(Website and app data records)

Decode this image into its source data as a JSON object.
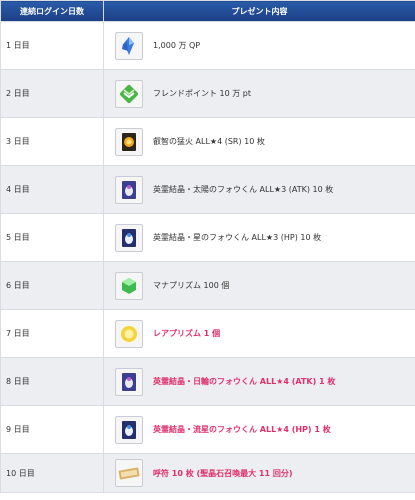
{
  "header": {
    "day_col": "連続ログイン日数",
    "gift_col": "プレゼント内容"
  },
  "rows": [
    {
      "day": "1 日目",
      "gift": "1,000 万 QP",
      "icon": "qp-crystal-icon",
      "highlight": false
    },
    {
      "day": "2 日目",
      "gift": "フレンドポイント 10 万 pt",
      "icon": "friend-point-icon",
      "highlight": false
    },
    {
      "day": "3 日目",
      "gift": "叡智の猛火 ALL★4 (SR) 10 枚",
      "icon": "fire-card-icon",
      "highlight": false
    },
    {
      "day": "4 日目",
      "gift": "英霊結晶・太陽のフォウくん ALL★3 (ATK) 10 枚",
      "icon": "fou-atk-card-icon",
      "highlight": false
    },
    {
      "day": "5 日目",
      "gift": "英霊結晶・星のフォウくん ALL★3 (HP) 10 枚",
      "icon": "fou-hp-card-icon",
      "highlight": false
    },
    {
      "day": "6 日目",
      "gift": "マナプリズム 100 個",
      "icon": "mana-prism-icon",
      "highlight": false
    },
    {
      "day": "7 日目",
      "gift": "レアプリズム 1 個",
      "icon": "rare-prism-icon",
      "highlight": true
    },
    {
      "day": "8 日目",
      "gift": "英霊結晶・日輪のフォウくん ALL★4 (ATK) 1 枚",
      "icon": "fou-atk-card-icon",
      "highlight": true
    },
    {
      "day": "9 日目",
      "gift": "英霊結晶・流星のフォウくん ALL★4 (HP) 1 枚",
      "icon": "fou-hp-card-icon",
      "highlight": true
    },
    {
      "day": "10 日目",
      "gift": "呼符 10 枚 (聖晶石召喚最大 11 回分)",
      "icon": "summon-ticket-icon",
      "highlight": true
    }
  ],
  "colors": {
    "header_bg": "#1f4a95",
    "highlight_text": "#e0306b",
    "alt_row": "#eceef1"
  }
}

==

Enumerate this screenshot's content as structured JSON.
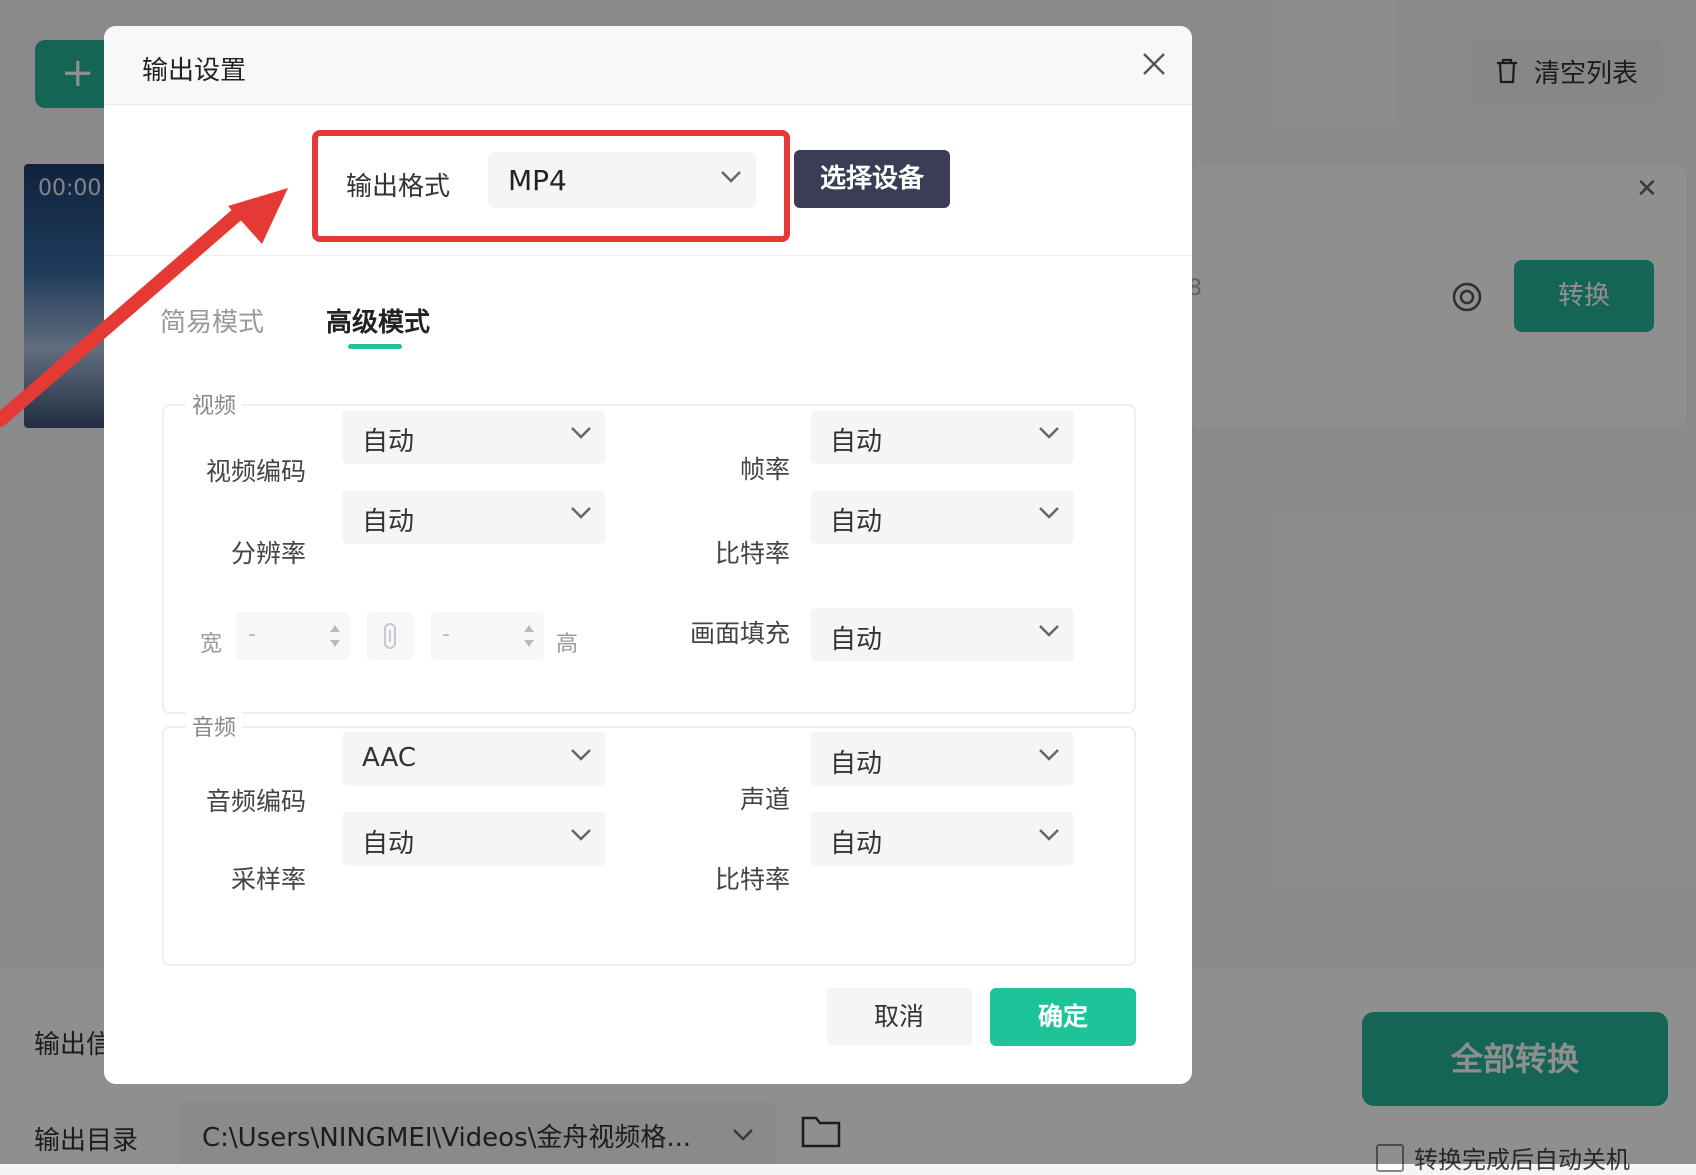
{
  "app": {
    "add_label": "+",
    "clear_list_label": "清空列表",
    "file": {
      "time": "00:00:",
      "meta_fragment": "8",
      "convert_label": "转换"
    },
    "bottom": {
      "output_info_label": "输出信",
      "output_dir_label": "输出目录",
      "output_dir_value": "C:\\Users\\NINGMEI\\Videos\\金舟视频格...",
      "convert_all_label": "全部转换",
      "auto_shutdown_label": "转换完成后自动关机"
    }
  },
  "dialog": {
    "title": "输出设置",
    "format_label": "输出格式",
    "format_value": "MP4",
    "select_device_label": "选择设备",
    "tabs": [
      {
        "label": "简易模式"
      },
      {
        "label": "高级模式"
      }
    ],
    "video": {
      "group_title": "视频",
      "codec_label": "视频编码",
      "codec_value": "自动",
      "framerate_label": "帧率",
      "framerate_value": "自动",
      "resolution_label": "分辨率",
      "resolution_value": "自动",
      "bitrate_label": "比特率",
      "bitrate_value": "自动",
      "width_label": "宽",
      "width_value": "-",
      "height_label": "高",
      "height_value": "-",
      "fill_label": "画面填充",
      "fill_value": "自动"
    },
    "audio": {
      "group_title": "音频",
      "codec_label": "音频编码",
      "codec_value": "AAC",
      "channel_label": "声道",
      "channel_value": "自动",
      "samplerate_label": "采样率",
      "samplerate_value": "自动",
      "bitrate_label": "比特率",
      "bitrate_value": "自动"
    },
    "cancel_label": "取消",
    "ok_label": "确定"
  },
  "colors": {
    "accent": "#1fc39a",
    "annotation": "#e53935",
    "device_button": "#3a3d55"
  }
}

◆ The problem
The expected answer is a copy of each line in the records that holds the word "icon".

◆ Output of the task
      "icon": "qp-crystal-icon",
      "icon": "friend-point-icon",
      "icon": "fire-card-icon",
      "icon": "fou-atk-card-icon",
      "icon": "fou-hp-card-icon",
      "icon": "mana-prism-icon",
      "icon": "rare-prism-icon",
      "icon": "fou-atk-card-icon",
      "icon": "fou-hp-card-icon",
      "icon": "summon-ticket-icon",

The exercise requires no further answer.